  40. Cooperation When an organism behaves in a way that benefits all individuals involved. Increased fitness for the acting organism Increased fitness for the receiver

  41. Group Dynamics 4 Main Types of Social Behaviors: 1. Egoistic 2. Cooperative 3. Altruistic

  42. Altruism When an organism behaves in a way that does not benefit itself, but does benefit all other individuals.

  43. Altruism When an organism behaves in a way that does not benefit itself, but does benefit all other individuals. Decreased fitness for the acting organism

  44. Altruism When an organism behaves in a way that does not benefit itself, but does benefit all other individuals. Decreased fitness for the acting organism Increased fitness for the receivers
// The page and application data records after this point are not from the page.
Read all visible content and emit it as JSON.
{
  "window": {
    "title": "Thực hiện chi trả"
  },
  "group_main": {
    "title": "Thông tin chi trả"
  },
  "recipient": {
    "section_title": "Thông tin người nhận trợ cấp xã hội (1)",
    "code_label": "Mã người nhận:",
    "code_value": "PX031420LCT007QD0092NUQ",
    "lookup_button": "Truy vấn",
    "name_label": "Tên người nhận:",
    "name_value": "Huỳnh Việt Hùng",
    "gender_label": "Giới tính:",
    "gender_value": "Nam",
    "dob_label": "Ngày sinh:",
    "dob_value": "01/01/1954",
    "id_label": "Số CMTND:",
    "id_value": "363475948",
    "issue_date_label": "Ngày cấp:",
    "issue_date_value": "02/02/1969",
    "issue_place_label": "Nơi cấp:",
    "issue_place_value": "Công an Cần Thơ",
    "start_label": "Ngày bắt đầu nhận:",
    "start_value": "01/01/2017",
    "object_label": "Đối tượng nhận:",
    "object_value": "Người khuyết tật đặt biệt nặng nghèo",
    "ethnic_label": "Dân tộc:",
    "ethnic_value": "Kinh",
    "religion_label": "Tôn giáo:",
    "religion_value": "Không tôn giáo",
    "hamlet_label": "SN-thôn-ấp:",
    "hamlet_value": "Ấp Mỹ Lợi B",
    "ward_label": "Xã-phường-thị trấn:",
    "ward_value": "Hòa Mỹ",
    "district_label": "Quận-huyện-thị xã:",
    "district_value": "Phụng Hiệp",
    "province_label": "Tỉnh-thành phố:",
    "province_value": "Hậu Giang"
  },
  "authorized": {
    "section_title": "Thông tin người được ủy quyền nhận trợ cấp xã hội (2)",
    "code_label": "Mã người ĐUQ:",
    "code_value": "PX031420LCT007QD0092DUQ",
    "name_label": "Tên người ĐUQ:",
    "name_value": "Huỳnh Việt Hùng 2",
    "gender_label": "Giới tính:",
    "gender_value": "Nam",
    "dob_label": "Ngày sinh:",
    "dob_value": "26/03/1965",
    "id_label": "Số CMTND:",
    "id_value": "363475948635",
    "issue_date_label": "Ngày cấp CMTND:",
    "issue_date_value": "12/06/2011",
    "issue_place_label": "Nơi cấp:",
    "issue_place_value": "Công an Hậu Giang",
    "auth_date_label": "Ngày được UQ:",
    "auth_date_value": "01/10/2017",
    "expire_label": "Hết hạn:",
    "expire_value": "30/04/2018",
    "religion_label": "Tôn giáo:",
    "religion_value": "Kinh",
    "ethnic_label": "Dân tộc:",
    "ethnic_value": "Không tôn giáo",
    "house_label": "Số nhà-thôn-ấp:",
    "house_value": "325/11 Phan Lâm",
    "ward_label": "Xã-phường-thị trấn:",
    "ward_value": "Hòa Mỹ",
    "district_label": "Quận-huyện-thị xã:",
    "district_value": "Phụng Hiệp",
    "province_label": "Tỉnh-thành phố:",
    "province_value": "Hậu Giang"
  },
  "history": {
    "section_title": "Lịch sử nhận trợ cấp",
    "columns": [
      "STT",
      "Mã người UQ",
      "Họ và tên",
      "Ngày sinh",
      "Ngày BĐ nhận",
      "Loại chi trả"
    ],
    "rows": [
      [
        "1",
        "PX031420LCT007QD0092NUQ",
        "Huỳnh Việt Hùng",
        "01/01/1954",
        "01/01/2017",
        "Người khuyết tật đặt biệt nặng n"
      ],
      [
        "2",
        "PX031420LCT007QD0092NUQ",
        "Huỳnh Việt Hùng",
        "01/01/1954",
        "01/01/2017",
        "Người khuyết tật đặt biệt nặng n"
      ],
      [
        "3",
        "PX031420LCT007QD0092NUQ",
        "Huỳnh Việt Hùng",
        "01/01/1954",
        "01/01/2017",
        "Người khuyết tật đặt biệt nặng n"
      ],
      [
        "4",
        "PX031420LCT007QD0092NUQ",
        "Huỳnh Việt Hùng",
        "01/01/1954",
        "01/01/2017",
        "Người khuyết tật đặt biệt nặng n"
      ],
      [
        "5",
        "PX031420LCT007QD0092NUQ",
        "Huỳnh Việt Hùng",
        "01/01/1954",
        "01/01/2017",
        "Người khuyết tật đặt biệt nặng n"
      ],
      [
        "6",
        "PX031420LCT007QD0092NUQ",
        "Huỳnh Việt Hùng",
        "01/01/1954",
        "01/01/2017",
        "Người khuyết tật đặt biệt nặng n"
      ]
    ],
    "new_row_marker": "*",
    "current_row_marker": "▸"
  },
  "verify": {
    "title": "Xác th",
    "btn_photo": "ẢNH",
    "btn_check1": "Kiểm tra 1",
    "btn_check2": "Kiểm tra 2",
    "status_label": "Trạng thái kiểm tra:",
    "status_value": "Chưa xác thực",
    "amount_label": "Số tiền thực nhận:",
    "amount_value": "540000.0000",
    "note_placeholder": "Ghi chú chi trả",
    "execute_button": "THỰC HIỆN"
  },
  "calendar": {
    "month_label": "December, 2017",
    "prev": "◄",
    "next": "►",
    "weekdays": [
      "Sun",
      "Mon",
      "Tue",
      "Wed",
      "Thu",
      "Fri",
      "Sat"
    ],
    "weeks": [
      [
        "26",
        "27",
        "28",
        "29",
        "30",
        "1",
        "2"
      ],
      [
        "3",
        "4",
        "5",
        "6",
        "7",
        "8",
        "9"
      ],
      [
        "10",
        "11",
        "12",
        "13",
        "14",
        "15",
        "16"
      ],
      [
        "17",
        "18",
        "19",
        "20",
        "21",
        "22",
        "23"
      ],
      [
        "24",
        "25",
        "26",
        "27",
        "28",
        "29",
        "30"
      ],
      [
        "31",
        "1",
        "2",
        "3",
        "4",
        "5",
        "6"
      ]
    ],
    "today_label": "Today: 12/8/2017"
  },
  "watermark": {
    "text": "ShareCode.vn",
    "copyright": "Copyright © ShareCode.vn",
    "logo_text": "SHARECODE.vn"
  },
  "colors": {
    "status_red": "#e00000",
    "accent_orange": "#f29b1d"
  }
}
  45. Group Dynamics 4 Main Types of Social Behaviors: 1. Egoistic 2. Cooperative 3. Altruistic 4. Revengeful

  46. Revengeful When an organism behaves in a way that does not benefit itself, and does not benefit any other individuals of the group.

  47. Revengeful When an organism behaves in a way that does not benefit itself, and does not benefit any other individuals of the group. Decreased fitness for the acting organism

  48. Revengeful When an organism behaves in a way that does not benefit itself, and does not benefit any other individuals of the group. Decreased fitness for the acting organism Decreased fitness for the receivers